What is being asked
Could you filter the records below and return each line that holds "calendar"?

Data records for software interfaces
----------

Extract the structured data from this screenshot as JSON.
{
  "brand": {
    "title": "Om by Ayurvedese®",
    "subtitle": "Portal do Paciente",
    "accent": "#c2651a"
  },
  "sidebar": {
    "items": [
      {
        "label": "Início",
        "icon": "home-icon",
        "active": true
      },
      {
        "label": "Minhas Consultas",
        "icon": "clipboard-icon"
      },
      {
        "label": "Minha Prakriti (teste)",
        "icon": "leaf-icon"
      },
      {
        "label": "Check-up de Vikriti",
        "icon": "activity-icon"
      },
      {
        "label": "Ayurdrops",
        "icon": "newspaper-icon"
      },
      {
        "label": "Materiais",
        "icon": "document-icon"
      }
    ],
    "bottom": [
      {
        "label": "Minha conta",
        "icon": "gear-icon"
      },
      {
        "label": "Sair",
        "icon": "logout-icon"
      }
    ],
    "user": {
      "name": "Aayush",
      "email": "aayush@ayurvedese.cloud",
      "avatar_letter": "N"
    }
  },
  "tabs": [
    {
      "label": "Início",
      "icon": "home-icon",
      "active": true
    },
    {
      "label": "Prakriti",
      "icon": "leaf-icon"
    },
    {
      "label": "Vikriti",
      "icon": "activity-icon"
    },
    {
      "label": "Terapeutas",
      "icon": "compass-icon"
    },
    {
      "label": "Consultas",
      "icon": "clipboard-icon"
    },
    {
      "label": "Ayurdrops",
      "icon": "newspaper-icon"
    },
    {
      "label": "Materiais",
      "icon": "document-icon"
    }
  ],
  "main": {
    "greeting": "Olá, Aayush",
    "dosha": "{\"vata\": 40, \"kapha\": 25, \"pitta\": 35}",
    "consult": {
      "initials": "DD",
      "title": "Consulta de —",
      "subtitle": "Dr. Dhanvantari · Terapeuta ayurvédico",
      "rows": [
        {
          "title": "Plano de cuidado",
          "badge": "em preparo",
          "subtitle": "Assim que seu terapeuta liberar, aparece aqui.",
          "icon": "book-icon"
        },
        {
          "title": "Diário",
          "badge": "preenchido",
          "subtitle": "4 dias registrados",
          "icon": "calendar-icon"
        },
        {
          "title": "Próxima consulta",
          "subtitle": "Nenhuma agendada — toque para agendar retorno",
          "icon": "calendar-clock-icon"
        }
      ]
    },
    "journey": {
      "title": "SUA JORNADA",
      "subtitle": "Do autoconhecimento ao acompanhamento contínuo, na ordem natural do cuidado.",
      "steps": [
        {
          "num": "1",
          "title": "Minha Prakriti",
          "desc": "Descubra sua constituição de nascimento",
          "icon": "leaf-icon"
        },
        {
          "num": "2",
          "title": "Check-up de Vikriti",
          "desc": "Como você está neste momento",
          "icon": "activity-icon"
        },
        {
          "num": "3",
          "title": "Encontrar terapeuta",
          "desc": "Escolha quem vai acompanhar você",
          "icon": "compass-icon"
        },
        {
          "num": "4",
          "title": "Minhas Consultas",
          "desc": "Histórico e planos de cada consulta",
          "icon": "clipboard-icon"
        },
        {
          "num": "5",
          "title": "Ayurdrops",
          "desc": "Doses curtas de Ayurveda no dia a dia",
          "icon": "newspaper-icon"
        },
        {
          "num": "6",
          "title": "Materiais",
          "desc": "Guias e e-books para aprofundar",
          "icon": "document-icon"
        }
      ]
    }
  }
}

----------

Response to this exercise
          "icon": "calendar-icon"
          "icon": "calendar-clock-icon"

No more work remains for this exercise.